"The Universal Declaration of Human Rights was the first document to recognize the inherent dignity and inalienable rights of all people in the world," said Jamil Dakwar, Director of the ACLU Human Rights Program. "If the United States wishes to claim the high moral ground and assert leadership on the issue of human rights, it can't just talk the talk; it must also walk the walk and take its human rights commitments more seriously at home and abroad."
As part of the "Dignity Begins at Home" campaign, the ACLU has launched a new website, www.udhr60.com. The website contains information about the UDHR and a petition calling on the U.S. government and the next president to recommit to the Declaration.
In addition, the ACLU is holding a video contest for youth. Contestants between the ages of 16 and 23 years old are asked to submit an original short video about an article in the UDHR. The winner will be flown to New York City to attend the U.N. General Assembly session celebrating the anniversary on December 10, 2008. The winning video will be featured on YouTube and www.udhr60.com.
"Our goal is to ensure that the principles of the Universal Declaration of Human Rights are recognized and enforced in the United States," said Dakwar. "The struggle for universal human rights is far from over, and the next administration can lead by example by renewing the U.S. commitment to dignity for all here at home."
Adopted by the United Nations on December 10, 1948, the UDHR details the basic rights and protections guaranteed to all people, regardless of "race, color, sex, language, religion, political or other opinion, national or social origin, property, birth or other status." The UDHR was drafted in the aftermath of World War II in reaction to the mass targeting and killing of people because of their race, religion, sexuality and opinions. Eleanor Roosevelt chaired the U.N. Commission on Human Rights, which drafted the declaration.
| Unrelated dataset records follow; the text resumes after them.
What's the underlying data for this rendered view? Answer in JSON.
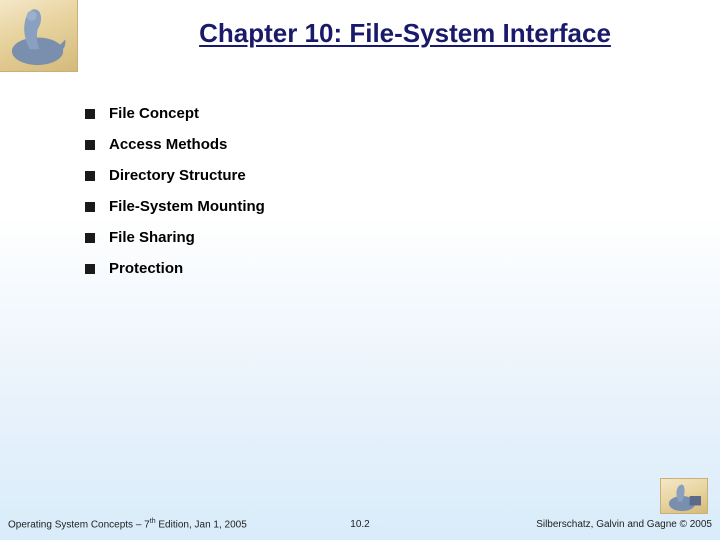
{
  "title": "Chapter 10:  File-System Interface",
  "bullets": [
    "File Concept",
    "Access Methods",
    "Directory Structure",
    "File-System Mounting",
    "File Sharing",
    "Protection"
  ],
  "footer": {
    "left_pre": "Operating System Concepts – 7",
    "left_sup": "th",
    "left_post": " Edition, Jan 1, 2005",
    "center": "10.2",
    "right": "Silberschatz, Galvin and Gagne © 2005"
  }
}
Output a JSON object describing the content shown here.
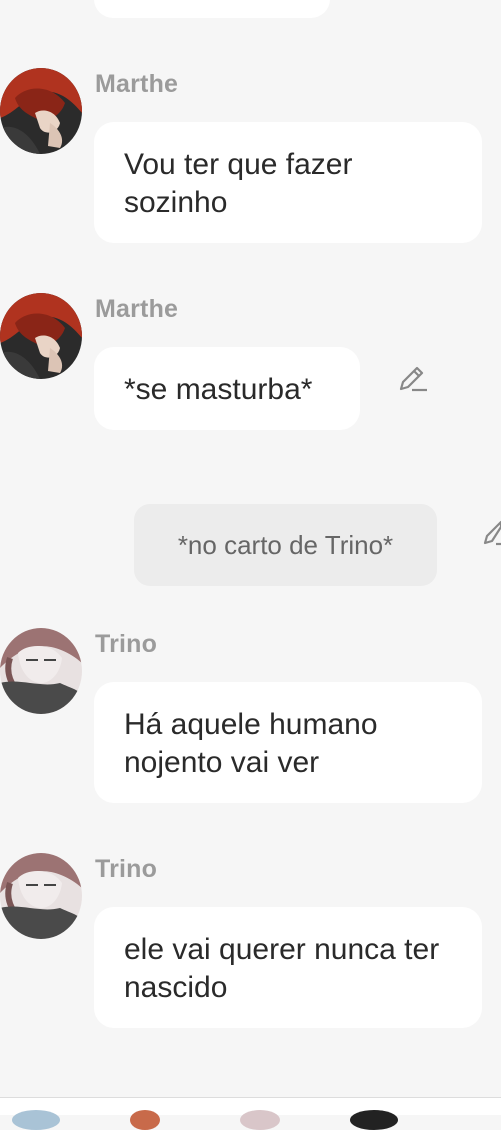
{
  "messages": [
    {
      "sender": "Marthe",
      "text": "Vou ter que fazer sozinho"
    },
    {
      "sender": "Marthe",
      "text": "*se masturba*"
    },
    {
      "sender": "Trino",
      "text": "Há aquele humano nojento vai ver"
    },
    {
      "sender": "Trino",
      "text": "ele vai querer nunca ter nascido"
    }
  ],
  "narration": {
    "text": "*no carto de Trino*"
  },
  "icons": {
    "edit": "pencil-icon",
    "avatar_marthe": "avatar-red-hair",
    "avatar_trino": "avatar-gray-hair"
  },
  "colors": {
    "background": "#f6f6f6",
    "bubble": "#ffffff",
    "narration_bubble": "#ececec",
    "name": "#9b9b9b"
  }
}
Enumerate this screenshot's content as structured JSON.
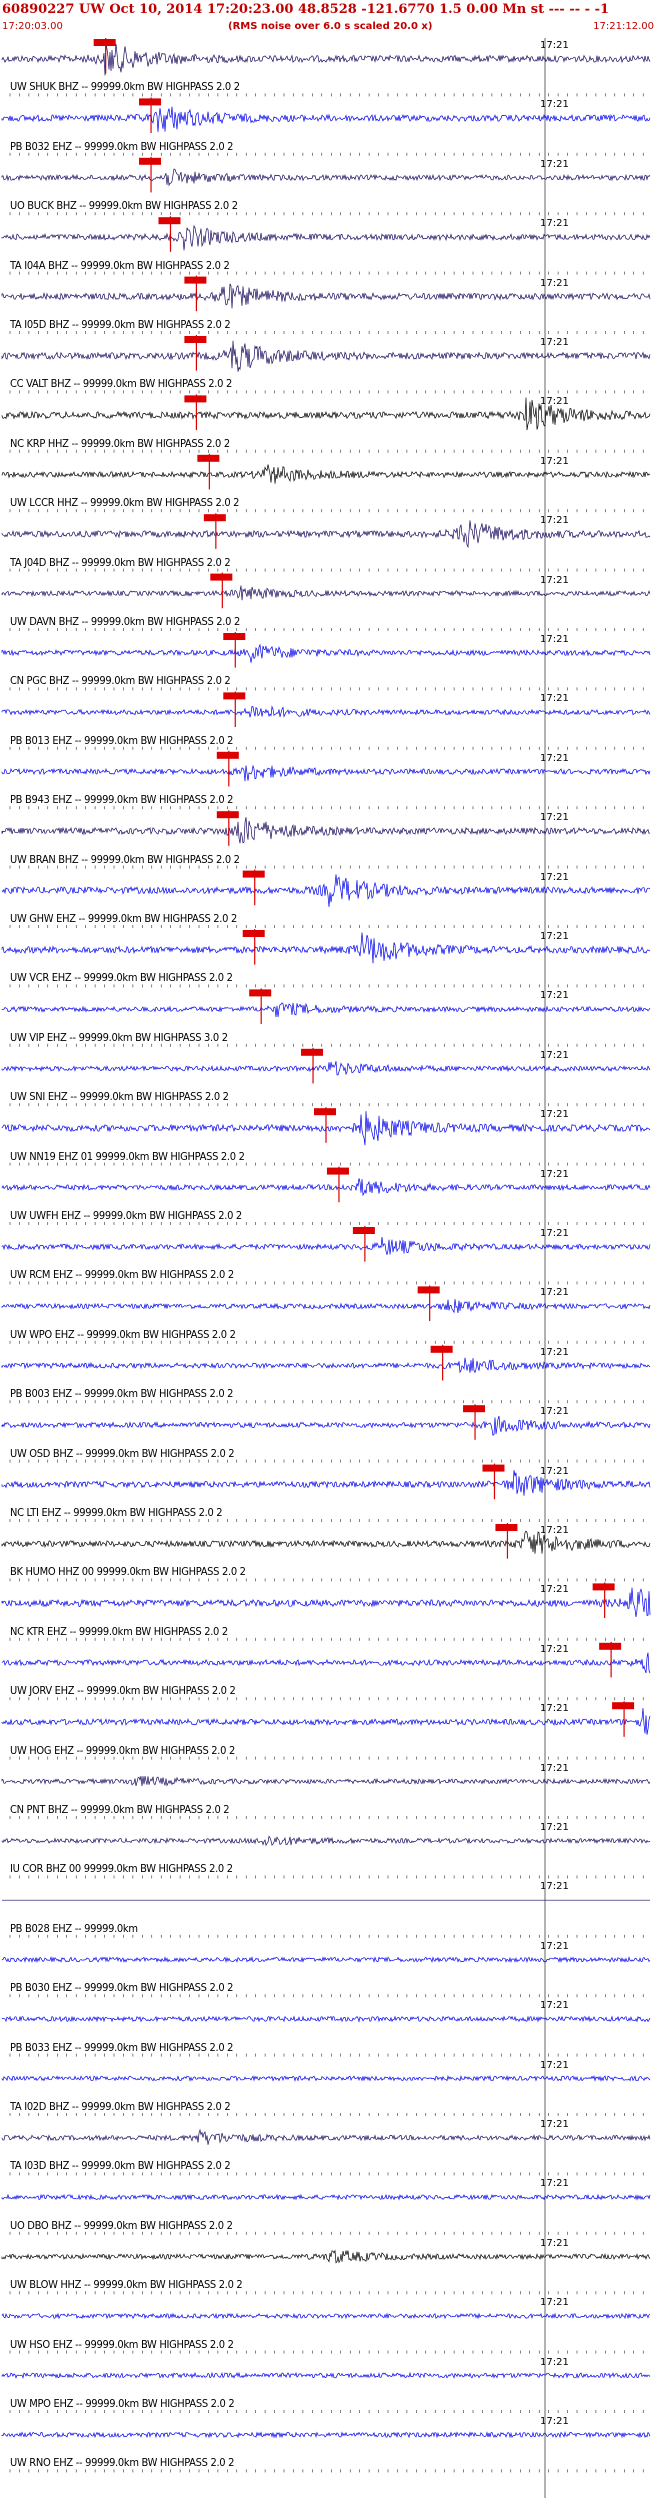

More information about the "Dignity Begins at Home" campaign, including the ACLU's video contest and a history of the UDHR, can be found online at: www.udhr60.org